Open Mic Night showcases our talented members, allowing them to share their musical and other talents with their friends and colleagues. We invite all musicians, singers, storytellers, comedians, poets, spoken word enthusiasts, or other performers to participate. Come have some fun and strut your stuff. Sign up online (coming soon) to ensure a spot and let us know what kind of equipment you need to perform. You can decide to participate on-site as well, but signing up early helps us ensure the proper equipment is available. Performance slots will be assigned on a first-come, first-served basis.

Closing Reception

Saturday, 7 January | 5:30 pm – 7:00 pm
Complimentary with meeting registration
Join us one last time to say farewell to your colleagues until the next AAS meeting.


Rodger Doxsey Travel Prize Fund

Contribute $25 or $50 to the Rodger Doxsey Travel Prize Fund
The Rodger Doxsey Travel Prize — established through the support of his father, John Doxsey, and other friends, family, and colleagues — provides graduate students or postdocs within one year of receiving or receipt of their PhD a monetary prize to enable the oral presentation of their dissertation research at a winter meeting of the AAS.

Purchase Carbon Offsets

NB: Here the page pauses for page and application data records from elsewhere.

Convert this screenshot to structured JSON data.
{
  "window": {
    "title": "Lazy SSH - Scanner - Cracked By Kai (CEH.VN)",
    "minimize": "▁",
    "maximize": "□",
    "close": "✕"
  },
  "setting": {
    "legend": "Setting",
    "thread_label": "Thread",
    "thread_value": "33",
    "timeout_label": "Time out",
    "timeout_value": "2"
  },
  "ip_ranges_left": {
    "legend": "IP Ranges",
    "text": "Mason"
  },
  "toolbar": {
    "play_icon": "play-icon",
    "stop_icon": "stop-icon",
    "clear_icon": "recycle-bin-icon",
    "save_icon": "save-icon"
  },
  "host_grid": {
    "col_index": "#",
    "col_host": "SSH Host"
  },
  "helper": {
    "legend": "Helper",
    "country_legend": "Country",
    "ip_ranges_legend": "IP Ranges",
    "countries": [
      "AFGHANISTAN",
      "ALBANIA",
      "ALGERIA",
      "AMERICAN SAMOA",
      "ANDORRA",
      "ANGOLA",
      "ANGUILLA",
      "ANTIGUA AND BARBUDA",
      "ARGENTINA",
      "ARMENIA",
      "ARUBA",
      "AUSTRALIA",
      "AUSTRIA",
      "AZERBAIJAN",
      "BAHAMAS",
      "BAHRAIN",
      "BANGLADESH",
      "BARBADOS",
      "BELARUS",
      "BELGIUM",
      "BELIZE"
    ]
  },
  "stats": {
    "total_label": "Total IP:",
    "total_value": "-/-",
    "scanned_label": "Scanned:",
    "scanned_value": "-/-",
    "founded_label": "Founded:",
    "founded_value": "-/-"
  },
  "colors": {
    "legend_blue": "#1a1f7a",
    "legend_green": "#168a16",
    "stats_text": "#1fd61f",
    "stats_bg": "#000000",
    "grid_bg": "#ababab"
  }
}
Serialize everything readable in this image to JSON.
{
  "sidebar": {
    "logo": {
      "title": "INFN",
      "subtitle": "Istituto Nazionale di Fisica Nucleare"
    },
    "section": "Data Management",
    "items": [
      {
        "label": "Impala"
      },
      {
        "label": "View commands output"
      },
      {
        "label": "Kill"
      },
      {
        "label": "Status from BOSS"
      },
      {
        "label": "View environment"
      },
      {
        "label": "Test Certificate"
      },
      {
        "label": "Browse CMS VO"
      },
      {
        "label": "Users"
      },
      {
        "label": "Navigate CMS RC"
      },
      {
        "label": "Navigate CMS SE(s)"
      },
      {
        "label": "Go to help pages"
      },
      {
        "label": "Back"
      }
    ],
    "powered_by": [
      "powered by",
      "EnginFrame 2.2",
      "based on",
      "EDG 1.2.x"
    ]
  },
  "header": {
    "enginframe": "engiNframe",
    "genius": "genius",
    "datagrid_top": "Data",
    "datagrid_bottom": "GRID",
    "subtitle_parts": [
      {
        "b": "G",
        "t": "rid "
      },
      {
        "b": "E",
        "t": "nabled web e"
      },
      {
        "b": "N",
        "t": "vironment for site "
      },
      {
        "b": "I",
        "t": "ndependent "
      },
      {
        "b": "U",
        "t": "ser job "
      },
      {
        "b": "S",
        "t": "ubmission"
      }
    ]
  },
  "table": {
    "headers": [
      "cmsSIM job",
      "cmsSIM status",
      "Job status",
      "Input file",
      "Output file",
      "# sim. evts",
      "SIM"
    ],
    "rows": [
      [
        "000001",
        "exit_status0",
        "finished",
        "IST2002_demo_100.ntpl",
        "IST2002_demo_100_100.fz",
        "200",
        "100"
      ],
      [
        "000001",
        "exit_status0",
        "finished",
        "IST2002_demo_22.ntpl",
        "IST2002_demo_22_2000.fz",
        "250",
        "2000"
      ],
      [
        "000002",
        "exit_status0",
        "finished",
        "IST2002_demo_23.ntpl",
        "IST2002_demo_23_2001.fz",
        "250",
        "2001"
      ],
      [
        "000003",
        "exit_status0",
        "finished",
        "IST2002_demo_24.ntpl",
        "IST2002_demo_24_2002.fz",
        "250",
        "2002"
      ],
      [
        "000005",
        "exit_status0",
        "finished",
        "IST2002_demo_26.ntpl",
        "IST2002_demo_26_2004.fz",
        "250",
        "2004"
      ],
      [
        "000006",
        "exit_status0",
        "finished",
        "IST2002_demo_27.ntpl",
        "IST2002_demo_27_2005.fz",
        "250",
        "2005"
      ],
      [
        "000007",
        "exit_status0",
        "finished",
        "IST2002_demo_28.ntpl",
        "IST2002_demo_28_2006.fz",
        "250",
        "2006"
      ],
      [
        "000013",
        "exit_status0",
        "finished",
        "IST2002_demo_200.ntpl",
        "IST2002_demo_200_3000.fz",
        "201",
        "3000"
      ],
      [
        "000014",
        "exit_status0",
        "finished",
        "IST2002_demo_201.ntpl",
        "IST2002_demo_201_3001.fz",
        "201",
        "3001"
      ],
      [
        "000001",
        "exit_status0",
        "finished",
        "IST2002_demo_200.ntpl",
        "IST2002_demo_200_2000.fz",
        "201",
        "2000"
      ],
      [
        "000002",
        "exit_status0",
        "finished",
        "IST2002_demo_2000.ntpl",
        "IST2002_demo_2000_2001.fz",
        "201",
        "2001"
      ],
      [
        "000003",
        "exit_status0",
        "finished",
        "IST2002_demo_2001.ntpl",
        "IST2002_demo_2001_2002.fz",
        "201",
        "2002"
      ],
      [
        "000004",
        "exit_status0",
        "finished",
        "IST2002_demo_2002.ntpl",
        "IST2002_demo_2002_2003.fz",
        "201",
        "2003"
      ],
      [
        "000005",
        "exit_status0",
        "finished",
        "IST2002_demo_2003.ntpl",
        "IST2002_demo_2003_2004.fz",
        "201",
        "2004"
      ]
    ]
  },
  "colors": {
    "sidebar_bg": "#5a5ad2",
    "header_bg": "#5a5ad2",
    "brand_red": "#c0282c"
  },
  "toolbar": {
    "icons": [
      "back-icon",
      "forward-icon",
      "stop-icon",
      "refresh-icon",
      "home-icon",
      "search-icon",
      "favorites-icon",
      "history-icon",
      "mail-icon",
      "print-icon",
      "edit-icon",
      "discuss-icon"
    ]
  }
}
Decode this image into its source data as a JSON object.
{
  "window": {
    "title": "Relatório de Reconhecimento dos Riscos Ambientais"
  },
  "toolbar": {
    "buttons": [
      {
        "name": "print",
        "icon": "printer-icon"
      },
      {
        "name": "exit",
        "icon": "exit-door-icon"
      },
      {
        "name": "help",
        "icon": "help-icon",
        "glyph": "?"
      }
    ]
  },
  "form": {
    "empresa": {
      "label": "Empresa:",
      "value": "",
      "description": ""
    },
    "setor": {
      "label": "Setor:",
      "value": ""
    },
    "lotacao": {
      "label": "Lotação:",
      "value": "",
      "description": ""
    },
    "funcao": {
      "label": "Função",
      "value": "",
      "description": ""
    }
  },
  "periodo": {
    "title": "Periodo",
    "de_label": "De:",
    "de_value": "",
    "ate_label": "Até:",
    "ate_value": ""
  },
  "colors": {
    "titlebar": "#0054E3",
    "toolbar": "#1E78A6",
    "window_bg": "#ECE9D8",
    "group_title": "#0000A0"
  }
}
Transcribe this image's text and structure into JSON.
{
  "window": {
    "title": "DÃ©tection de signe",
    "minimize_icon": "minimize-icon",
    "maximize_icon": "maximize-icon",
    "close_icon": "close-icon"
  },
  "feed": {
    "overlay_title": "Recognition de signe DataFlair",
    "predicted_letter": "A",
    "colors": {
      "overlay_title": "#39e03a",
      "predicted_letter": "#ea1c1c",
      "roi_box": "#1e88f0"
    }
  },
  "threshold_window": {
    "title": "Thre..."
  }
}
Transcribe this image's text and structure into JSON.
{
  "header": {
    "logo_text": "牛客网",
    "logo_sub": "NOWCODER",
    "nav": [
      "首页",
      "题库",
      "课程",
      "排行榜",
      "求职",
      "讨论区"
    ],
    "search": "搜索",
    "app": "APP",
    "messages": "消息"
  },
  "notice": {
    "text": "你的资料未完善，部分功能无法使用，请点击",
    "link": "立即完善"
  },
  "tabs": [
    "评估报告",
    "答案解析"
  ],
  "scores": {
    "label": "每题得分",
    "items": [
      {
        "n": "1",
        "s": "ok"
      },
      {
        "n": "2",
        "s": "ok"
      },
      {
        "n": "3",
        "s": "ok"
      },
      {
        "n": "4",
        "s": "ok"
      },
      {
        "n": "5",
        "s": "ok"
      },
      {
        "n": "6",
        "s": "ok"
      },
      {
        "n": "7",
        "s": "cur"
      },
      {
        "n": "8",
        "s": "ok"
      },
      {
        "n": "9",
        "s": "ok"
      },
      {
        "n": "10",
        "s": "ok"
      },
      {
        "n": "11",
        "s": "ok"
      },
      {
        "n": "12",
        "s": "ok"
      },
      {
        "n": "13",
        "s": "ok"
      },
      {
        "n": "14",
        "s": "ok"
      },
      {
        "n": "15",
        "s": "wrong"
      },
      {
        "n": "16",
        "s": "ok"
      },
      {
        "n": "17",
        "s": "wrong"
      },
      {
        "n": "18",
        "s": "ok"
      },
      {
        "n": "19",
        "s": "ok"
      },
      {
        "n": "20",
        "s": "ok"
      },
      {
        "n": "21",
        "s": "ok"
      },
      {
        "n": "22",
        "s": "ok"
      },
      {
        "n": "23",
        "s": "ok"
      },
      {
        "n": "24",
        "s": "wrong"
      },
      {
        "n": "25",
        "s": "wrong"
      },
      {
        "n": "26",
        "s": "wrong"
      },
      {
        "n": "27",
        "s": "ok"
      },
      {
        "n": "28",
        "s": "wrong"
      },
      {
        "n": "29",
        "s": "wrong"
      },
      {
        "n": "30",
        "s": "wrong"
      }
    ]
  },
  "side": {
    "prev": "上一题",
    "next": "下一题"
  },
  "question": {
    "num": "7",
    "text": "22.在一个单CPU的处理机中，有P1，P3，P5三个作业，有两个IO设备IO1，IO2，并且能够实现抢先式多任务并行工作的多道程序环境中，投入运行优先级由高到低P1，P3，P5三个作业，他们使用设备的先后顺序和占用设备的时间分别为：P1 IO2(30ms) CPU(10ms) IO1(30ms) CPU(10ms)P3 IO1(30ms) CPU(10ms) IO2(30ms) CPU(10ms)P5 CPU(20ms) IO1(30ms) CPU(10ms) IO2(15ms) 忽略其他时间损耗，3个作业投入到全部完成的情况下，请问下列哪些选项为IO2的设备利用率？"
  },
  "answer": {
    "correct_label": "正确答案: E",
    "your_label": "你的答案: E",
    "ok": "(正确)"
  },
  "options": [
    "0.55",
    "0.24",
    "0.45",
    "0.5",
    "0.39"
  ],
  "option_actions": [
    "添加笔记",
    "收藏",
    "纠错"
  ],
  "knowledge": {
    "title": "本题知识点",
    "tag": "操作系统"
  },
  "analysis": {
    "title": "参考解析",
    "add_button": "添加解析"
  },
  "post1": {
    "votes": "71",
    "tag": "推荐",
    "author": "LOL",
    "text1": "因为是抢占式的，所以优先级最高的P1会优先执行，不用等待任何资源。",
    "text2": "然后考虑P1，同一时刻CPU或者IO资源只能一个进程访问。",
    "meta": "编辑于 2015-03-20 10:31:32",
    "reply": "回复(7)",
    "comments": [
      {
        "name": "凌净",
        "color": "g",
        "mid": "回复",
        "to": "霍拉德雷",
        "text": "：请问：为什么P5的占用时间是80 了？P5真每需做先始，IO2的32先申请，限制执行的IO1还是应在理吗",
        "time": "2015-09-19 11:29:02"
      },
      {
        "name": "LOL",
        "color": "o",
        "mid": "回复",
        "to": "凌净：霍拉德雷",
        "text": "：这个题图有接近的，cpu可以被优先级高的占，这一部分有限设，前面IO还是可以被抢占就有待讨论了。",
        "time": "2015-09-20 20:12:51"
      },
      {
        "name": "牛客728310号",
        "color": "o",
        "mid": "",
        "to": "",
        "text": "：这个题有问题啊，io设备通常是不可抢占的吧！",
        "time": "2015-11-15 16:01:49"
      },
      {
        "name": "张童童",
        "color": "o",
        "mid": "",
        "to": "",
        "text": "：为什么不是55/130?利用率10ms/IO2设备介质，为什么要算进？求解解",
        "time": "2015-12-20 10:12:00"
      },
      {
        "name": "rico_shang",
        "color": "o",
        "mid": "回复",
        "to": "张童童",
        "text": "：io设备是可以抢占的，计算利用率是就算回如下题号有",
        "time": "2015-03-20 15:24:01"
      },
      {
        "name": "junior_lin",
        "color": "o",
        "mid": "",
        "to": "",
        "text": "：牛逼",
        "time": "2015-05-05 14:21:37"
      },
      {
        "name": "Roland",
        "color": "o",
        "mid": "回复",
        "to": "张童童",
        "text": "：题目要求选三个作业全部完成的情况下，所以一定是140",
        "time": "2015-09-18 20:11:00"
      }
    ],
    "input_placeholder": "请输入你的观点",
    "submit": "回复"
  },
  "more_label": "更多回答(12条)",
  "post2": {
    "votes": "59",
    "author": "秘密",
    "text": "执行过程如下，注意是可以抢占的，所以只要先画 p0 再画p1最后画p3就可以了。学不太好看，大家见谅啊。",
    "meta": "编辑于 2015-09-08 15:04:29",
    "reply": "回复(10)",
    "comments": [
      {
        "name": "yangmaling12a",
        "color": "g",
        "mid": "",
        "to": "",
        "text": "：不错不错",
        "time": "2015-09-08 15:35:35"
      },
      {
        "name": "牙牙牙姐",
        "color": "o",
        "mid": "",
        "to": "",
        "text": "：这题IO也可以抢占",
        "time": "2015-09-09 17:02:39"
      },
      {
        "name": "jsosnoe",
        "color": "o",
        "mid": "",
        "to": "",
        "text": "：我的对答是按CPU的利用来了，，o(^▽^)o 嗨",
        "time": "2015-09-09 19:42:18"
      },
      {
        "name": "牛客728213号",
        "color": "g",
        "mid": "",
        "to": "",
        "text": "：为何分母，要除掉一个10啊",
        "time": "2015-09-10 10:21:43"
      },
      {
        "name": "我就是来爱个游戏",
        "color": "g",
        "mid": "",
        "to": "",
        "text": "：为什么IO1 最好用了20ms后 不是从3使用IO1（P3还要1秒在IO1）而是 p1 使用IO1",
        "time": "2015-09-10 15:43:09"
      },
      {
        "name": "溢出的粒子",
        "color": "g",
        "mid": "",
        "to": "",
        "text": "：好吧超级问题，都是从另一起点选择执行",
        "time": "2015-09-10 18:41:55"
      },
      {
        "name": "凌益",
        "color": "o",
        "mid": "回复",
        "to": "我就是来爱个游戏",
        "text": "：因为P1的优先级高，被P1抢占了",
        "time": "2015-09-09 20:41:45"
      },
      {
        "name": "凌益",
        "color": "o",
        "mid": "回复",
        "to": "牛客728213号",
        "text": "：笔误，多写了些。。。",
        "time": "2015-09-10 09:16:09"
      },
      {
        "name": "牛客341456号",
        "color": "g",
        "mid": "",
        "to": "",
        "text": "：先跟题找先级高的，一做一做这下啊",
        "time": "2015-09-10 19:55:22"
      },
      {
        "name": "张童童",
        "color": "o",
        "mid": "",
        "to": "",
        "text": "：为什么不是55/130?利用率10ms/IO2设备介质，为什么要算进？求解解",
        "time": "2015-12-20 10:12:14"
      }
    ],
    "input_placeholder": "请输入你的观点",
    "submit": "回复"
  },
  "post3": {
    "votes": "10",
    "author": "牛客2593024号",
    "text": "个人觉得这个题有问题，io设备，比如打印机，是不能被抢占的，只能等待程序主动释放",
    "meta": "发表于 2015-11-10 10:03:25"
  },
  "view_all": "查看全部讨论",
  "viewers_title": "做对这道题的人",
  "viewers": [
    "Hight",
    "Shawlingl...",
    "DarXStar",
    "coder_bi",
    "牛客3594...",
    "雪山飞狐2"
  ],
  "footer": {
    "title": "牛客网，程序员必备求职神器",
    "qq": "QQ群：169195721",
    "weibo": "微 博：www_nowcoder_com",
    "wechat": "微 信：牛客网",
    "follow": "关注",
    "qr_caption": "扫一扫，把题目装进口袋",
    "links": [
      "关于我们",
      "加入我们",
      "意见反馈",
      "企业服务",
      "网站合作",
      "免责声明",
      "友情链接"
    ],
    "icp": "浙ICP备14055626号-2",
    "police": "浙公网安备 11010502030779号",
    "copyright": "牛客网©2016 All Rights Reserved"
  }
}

Contribute up to $50 to the purchase carbon offsets
Over 90% of the carbon emissions from a typical scientific meeting come from participant travel to the meeting. We are encouraging participants to contribute up to $50 towards the purchase of carbon offsets, which will be used for a variety of third-party certified projects to reduce carbon emissions. Offsets are not a panacea, but will go a small way towards compensating for the meeting's carbon footprint.